* About this task:
Isolate every line in the records below with "Excel" in it.

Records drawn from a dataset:
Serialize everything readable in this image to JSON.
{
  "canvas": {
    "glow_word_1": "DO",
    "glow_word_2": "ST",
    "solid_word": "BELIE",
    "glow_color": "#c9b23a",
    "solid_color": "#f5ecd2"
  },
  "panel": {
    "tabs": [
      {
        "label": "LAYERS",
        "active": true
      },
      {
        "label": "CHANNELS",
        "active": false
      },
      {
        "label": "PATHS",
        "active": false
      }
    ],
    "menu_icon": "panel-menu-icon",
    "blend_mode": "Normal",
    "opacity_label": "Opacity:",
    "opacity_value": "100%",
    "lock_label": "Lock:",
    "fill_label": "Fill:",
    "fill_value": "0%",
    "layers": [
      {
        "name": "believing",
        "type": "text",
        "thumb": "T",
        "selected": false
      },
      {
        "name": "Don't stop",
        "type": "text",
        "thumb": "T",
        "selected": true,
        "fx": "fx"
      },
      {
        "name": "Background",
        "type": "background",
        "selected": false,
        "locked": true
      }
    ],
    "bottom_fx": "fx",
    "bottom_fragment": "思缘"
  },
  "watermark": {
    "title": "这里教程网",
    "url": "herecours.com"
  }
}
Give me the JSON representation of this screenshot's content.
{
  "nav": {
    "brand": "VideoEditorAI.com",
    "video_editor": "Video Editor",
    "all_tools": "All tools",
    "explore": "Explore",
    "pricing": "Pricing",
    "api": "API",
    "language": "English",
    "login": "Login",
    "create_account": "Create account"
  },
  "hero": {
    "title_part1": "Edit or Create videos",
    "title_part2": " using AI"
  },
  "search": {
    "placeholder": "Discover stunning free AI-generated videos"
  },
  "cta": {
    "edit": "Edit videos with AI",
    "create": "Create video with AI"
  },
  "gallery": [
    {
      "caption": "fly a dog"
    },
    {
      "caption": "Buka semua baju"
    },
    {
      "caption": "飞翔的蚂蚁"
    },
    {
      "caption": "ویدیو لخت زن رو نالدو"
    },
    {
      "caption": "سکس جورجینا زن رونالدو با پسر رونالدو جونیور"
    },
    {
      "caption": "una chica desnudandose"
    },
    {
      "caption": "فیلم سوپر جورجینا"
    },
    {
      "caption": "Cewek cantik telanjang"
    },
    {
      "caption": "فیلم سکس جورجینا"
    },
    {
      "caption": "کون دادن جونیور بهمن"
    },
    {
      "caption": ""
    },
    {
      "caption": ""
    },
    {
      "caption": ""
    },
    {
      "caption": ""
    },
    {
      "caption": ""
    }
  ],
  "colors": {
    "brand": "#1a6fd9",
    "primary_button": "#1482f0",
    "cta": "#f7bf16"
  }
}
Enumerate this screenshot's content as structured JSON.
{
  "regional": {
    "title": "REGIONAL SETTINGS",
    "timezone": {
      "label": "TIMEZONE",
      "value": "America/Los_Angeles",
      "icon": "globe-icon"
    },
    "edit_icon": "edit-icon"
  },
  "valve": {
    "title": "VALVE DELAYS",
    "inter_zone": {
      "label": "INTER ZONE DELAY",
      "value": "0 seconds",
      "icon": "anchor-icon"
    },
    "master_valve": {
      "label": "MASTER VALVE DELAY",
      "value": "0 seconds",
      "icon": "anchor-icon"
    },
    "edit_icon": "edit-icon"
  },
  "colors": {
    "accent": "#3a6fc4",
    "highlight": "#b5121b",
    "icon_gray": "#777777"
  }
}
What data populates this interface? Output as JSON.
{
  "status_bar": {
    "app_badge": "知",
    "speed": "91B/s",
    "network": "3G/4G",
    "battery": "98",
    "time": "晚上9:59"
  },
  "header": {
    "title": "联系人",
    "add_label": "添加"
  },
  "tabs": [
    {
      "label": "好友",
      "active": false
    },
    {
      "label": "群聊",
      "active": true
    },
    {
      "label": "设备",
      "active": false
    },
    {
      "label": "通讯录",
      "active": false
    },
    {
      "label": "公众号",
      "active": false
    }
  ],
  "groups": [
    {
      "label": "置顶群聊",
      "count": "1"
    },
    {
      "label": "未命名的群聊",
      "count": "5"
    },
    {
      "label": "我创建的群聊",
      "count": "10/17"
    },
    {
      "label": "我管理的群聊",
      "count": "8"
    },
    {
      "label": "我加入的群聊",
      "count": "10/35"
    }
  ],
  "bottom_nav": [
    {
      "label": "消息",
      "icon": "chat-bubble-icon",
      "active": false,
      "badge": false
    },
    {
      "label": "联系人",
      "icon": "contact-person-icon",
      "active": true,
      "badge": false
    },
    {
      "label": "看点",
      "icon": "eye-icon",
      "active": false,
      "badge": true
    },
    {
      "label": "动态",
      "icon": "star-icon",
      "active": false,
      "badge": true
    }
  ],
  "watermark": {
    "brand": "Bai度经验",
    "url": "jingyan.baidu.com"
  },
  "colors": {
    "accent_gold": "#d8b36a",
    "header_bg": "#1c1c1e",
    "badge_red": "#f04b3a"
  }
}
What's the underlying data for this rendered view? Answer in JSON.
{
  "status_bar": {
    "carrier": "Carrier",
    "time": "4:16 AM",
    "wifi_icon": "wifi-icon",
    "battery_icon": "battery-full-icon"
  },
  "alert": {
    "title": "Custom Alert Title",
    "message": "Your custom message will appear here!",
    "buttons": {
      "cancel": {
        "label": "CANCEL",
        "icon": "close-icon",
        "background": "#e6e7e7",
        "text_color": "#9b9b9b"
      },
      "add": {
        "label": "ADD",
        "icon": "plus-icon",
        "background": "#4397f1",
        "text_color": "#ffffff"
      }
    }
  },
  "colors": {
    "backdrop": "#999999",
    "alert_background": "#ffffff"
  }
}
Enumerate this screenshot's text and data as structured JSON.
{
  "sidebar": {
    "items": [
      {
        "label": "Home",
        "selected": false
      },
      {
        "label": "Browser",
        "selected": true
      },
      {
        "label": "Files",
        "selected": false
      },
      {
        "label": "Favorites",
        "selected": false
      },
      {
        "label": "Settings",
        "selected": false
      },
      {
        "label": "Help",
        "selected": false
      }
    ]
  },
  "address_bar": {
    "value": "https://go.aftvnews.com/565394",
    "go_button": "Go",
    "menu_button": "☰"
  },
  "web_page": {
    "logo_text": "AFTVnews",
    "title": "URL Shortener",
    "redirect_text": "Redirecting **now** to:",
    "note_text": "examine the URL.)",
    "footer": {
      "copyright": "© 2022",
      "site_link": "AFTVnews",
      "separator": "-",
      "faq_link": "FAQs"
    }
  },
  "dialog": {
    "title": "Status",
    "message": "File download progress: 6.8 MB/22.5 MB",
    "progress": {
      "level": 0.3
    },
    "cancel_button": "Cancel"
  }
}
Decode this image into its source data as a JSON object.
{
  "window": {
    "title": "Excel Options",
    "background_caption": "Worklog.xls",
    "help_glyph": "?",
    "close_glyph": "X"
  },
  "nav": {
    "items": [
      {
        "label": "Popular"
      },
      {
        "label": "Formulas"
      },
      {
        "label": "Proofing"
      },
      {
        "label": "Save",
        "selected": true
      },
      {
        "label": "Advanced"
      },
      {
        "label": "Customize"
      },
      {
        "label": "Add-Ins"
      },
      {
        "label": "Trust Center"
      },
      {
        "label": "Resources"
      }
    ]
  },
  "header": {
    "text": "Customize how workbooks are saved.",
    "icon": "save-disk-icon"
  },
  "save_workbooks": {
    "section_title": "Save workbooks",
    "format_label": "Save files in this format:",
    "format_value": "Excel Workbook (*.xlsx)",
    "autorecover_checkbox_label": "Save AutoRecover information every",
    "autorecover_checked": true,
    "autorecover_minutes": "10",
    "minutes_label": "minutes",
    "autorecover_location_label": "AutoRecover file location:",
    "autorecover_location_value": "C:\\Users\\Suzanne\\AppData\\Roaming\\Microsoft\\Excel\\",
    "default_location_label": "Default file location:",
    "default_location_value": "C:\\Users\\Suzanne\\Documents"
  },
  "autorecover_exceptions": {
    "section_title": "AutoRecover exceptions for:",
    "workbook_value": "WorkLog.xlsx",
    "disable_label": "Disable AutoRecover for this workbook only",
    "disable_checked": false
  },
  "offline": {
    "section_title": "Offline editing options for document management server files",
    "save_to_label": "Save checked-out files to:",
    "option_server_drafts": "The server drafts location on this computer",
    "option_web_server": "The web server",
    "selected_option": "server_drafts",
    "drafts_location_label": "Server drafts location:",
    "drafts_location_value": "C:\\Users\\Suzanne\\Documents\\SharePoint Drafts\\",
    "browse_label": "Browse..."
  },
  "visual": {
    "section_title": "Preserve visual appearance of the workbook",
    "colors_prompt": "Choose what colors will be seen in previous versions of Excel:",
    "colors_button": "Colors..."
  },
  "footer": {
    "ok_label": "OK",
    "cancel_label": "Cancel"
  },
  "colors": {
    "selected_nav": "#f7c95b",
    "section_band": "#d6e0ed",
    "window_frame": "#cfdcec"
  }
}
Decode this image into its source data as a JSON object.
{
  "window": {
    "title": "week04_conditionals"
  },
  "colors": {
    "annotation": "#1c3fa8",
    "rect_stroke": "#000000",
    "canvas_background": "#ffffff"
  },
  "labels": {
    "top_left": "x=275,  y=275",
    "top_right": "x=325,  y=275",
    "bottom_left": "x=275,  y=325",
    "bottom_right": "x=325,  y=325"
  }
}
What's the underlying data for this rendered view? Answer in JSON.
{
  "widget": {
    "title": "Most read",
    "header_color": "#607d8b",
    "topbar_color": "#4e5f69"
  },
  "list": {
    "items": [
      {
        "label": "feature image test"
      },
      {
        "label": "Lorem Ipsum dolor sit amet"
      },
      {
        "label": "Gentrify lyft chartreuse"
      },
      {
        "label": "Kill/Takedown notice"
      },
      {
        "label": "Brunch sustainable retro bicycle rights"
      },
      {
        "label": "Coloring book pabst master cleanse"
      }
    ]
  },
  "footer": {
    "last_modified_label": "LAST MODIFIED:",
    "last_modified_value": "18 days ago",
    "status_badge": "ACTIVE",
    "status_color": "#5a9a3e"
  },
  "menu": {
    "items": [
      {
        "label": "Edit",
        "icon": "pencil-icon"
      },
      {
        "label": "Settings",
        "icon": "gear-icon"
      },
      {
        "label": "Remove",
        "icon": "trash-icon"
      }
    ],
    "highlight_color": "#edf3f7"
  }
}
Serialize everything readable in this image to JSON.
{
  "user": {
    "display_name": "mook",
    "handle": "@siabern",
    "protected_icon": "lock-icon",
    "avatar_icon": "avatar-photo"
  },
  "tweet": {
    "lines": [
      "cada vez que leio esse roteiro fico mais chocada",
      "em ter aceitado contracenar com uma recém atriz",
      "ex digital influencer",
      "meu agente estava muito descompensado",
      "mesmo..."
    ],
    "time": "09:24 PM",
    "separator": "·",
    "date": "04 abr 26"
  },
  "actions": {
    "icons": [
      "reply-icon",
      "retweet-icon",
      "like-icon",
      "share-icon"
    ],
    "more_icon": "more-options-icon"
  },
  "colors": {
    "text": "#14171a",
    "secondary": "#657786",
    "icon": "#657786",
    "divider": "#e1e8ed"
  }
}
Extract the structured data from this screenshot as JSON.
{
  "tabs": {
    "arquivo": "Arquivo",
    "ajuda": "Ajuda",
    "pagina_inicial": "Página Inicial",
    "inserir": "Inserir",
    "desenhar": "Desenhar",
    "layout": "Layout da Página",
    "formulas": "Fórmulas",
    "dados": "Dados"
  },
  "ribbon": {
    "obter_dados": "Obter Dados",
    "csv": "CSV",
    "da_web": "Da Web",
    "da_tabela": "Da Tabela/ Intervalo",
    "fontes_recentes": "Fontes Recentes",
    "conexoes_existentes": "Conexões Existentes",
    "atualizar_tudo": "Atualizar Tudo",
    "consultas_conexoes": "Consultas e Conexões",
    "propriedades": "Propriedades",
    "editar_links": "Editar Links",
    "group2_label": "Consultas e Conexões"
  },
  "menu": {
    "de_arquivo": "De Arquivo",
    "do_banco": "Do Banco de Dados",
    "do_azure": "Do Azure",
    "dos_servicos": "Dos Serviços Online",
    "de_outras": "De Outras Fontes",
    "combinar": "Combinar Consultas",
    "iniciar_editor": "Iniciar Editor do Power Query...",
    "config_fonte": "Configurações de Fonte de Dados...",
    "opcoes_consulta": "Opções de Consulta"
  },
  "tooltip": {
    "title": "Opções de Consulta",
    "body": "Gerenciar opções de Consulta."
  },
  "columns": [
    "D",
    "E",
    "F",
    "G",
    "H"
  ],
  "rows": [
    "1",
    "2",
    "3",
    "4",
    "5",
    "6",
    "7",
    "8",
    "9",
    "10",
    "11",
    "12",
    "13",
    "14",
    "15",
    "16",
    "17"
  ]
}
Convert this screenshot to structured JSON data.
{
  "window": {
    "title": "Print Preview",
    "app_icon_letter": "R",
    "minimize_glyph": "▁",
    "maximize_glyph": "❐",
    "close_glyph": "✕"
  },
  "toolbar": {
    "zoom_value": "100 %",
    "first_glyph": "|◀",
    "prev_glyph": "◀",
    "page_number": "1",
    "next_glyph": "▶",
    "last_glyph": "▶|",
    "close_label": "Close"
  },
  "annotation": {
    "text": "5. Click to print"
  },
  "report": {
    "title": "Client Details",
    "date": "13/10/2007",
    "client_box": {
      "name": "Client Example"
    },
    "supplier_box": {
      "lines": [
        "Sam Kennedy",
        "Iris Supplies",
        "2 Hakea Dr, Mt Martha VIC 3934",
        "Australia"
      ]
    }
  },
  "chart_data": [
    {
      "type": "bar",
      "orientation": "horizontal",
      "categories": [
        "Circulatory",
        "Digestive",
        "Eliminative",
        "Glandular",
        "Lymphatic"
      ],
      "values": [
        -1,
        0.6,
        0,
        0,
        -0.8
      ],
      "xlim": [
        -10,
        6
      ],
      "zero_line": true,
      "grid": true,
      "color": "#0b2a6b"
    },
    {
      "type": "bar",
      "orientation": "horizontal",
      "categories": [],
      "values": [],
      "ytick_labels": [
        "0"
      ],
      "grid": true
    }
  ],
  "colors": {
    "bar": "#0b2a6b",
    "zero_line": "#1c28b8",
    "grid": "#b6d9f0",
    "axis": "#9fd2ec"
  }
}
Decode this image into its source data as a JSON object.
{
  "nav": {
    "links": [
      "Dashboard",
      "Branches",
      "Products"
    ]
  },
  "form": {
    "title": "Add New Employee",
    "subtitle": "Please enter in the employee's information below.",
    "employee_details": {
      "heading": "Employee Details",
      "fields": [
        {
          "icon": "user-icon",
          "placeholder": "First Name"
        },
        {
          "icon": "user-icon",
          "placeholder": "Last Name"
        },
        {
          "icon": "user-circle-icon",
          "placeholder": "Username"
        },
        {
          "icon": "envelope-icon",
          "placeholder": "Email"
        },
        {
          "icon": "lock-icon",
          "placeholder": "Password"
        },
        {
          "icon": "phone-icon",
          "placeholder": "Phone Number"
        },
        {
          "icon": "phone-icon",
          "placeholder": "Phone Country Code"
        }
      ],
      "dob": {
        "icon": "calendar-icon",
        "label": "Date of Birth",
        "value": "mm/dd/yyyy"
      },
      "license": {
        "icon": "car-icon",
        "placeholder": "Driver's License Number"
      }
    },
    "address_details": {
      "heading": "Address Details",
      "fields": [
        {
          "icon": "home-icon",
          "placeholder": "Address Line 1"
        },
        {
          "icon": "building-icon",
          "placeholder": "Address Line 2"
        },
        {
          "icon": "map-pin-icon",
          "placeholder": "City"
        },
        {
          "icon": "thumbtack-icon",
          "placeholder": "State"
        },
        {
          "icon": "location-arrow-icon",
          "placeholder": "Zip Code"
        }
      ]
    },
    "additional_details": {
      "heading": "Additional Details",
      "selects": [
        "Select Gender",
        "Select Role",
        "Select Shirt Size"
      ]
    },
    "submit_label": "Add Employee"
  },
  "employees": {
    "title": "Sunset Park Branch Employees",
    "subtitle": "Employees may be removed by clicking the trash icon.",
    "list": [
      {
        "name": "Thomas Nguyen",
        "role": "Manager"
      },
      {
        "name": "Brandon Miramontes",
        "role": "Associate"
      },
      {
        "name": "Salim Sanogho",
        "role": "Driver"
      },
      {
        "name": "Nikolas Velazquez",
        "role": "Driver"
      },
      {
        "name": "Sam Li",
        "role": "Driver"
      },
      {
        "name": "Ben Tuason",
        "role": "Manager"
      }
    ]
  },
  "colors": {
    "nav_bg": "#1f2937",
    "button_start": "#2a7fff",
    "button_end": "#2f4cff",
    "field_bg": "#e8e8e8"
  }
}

* Output of the task:
    "title": "Excel Options",
    "format_value": "Excel Workbook (*.xlsx)",
    "autorecover_location_value": "C:\\Users\\Suzanne\\AppData\\Roaming\\Microsoft\\Excel\\",
    "colors_prompt": "Choose what colors will be seen in previous versions of Excel:",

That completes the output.